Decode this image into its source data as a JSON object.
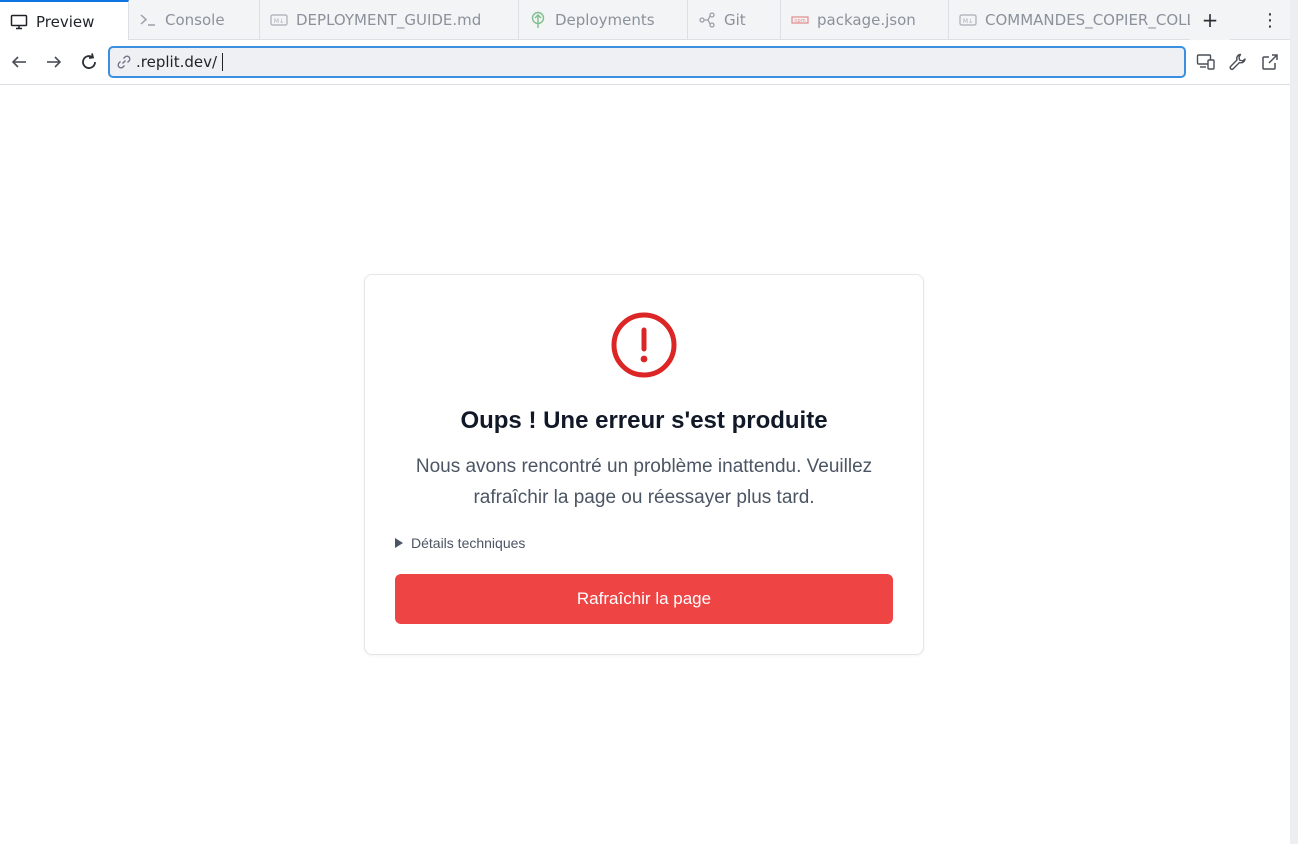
{
  "tabs": [
    {
      "label": "Preview",
      "icon": "monitor-icon",
      "active": true
    },
    {
      "label": "Console",
      "icon": "terminal-icon",
      "active": false
    },
    {
      "label": "DEPLOYMENT_GUIDE.md",
      "icon": "markdown-icon",
      "active": false
    },
    {
      "label": "Deployments",
      "icon": "deployments-icon",
      "active": false
    },
    {
      "label": "Git",
      "icon": "git-icon",
      "active": false
    },
    {
      "label": "package.json",
      "icon": "npm-icon",
      "active": false
    },
    {
      "label": "COMMANDES_COPIER_COLL",
      "icon": "markdown-icon",
      "active": false
    }
  ],
  "tabbar": {
    "add_glyph": "+",
    "menu_glyph": "⋮"
  },
  "address": {
    "url": ".replit.dev/"
  },
  "error": {
    "title": "Oups ! Une erreur s'est produite",
    "message": "Nous avons rencontré un problème inattendu. Veuillez rafraîchir la page ou réessayer plus tard.",
    "details_label": "Détails techniques",
    "button_label": "Rafraîchir la page"
  },
  "colors": {
    "accent": "#0b74de",
    "danger": "#ef4444",
    "danger_icon": "#dc2626"
  }
}
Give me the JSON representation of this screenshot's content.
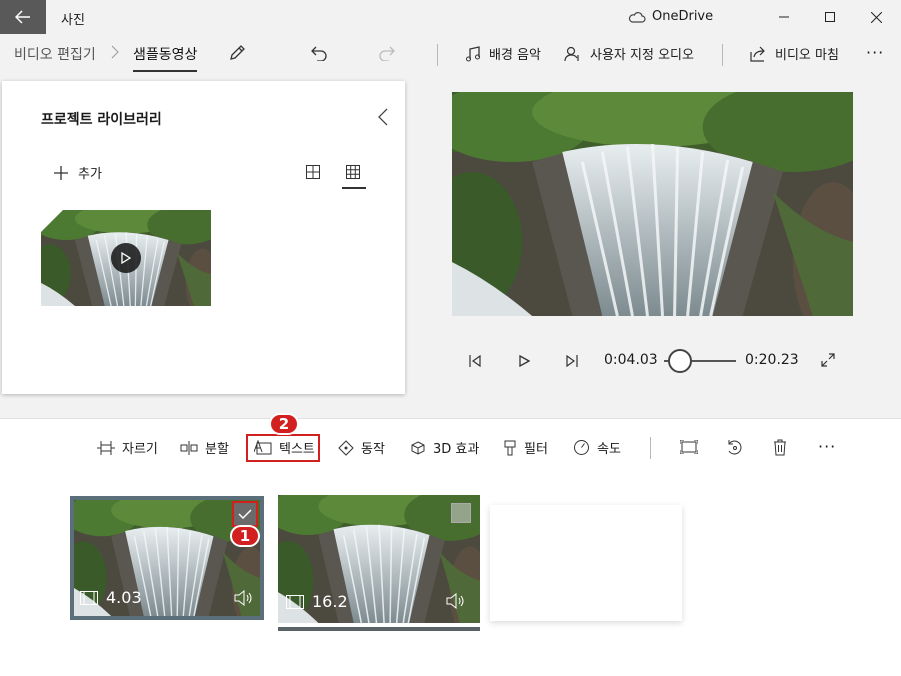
{
  "app": {
    "title": "사진",
    "cloud_label": "OneDrive"
  },
  "breadcrumb": {
    "root": "비디오 편집기",
    "current": "샘플동영상"
  },
  "toolbar": {
    "background_music": "배경 음악",
    "custom_audio": "사용자 지정 오디오",
    "finish_video": "비디오 마침",
    "more": "···"
  },
  "library": {
    "title": "프로젝트 라이브러리",
    "add_label": "추가"
  },
  "player": {
    "current_time": "0:04.03",
    "total_time": "0:20.23",
    "progress": 0.2
  },
  "storyboard": {
    "tools": {
      "trim": "자르기",
      "split": "분할",
      "text": "텍스트",
      "motion": "동작",
      "effects3d": "3D 효과",
      "filters": "필터",
      "speed": "속도"
    },
    "more": "···",
    "clips": [
      {
        "duration": "4.03",
        "selected": true
      },
      {
        "duration": "16.2",
        "selected": false
      }
    ],
    "annotations": {
      "badge1": "1",
      "badge2": "2"
    }
  },
  "colors": {
    "accent_red": "#d21f1f",
    "back_button": "#595959"
  }
}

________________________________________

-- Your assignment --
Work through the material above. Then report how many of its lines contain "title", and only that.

-- Expected answer --
3